- **YOUR ASSIGNMENT**: Where a line of the material includes the string "xssaq", copy that line.

- **STORED DATA**:
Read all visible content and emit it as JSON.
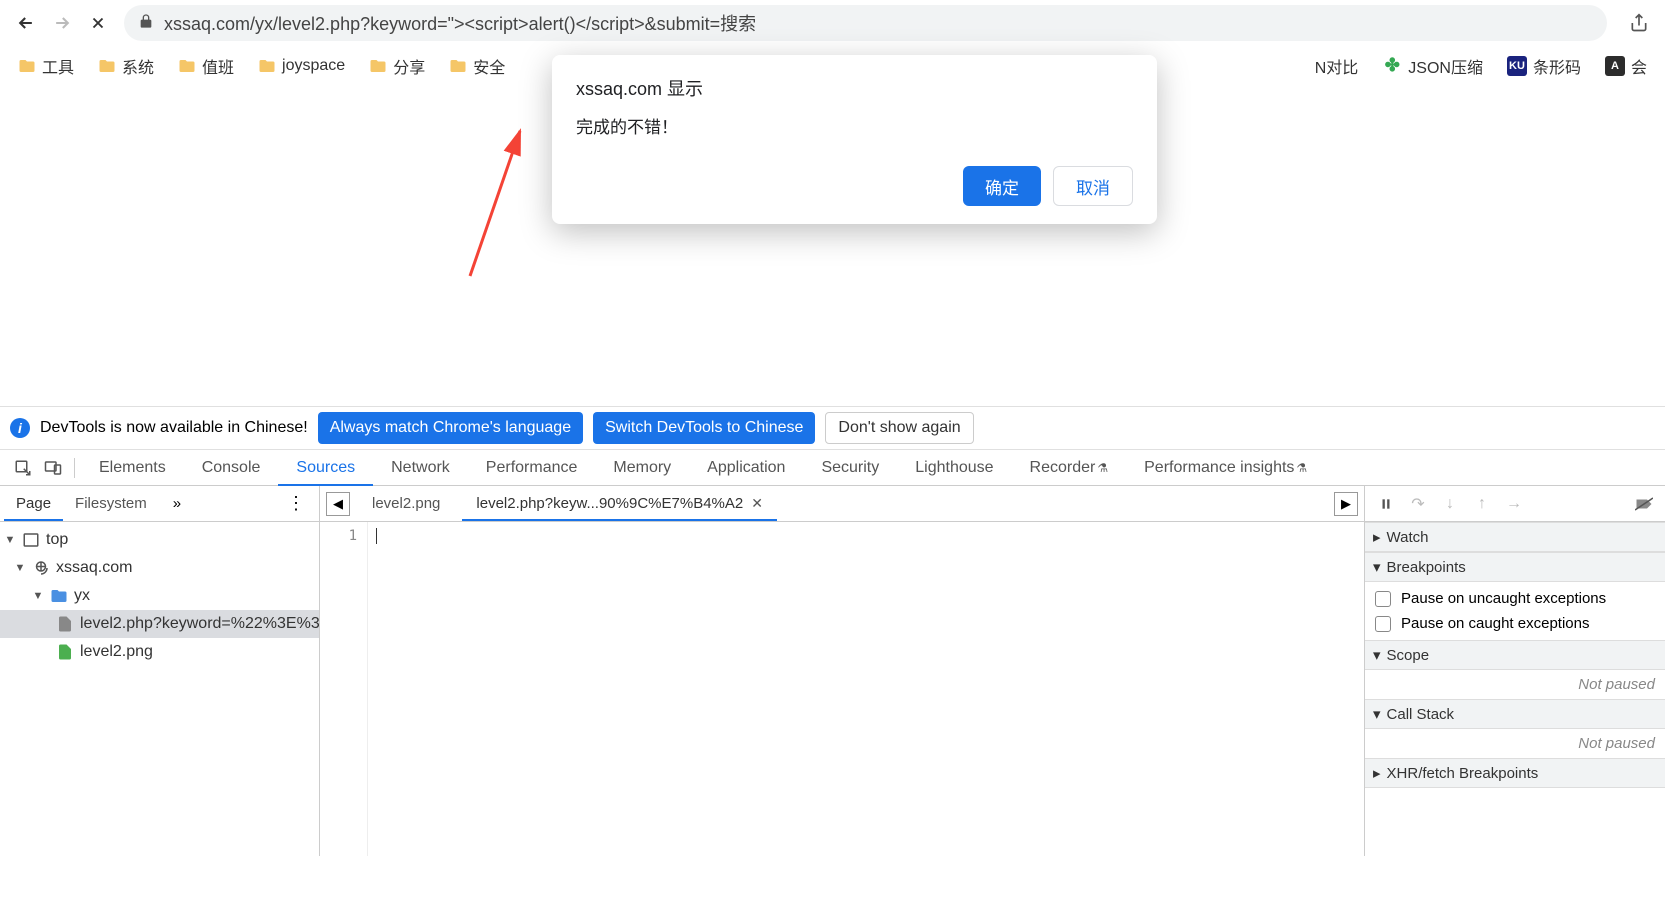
{
  "url": "xssaq.com/yx/level2.php?keyword=\"><script>alert()</script>&submit=搜索",
  "bookmarks": {
    "left": [
      "工具",
      "系统",
      "值班",
      "joyspace",
      "分享",
      "安全"
    ],
    "right": [
      {
        "icon": "text",
        "label": "N对比"
      },
      {
        "icon": "flower",
        "label": "JSON压缩",
        "color": "#34a853"
      },
      {
        "icon": "ku",
        "label": "条形码",
        "bg": "#1a237e"
      },
      {
        "icon": "a",
        "label": "会",
        "bg": "#2c2c2c"
      }
    ]
  },
  "dialog": {
    "title": "xssaq.com 显示",
    "message": "完成的不错！",
    "ok": "确定",
    "cancel": "取消"
  },
  "devtools_notice": {
    "text": "DevTools is now available in Chinese!",
    "btn1": "Always match Chrome's language",
    "btn2": "Switch DevTools to Chinese",
    "btn3": "Don't show again"
  },
  "devtools_tabs": [
    "Elements",
    "Console",
    "Sources",
    "Network",
    "Performance",
    "Memory",
    "Application",
    "Security",
    "Lighthouse",
    "Recorder",
    "Performance insights"
  ],
  "page_tabs": {
    "page": "Page",
    "filesystem": "Filesystem"
  },
  "tree": {
    "top": "top",
    "domain": "xssaq.com",
    "folder": "yx",
    "file_php": "level2.php?keyword=%22%3E%3",
    "file_png": "level2.png"
  },
  "editor": {
    "tab1": "level2.png",
    "tab2": "level2.php?keyw...90%9C%E7%B4%A2",
    "line1": "1"
  },
  "debug": {
    "watch": "Watch",
    "breakpoints": "Breakpoints",
    "pause_uncaught": "Pause on uncaught exceptions",
    "pause_caught": "Pause on caught exceptions",
    "scope": "Scope",
    "not_paused": "Not paused",
    "call_stack": "Call Stack",
    "xhr": "XHR/fetch Breakpoints"
  }
}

- **FINAL ANSWER**:
  "url": "xssaq.com/yx/level2.php?keyword=\"><script>alert()</script>&submit=搜索",
    "title": "xssaq.com 显示",
    "domain": "xssaq.com",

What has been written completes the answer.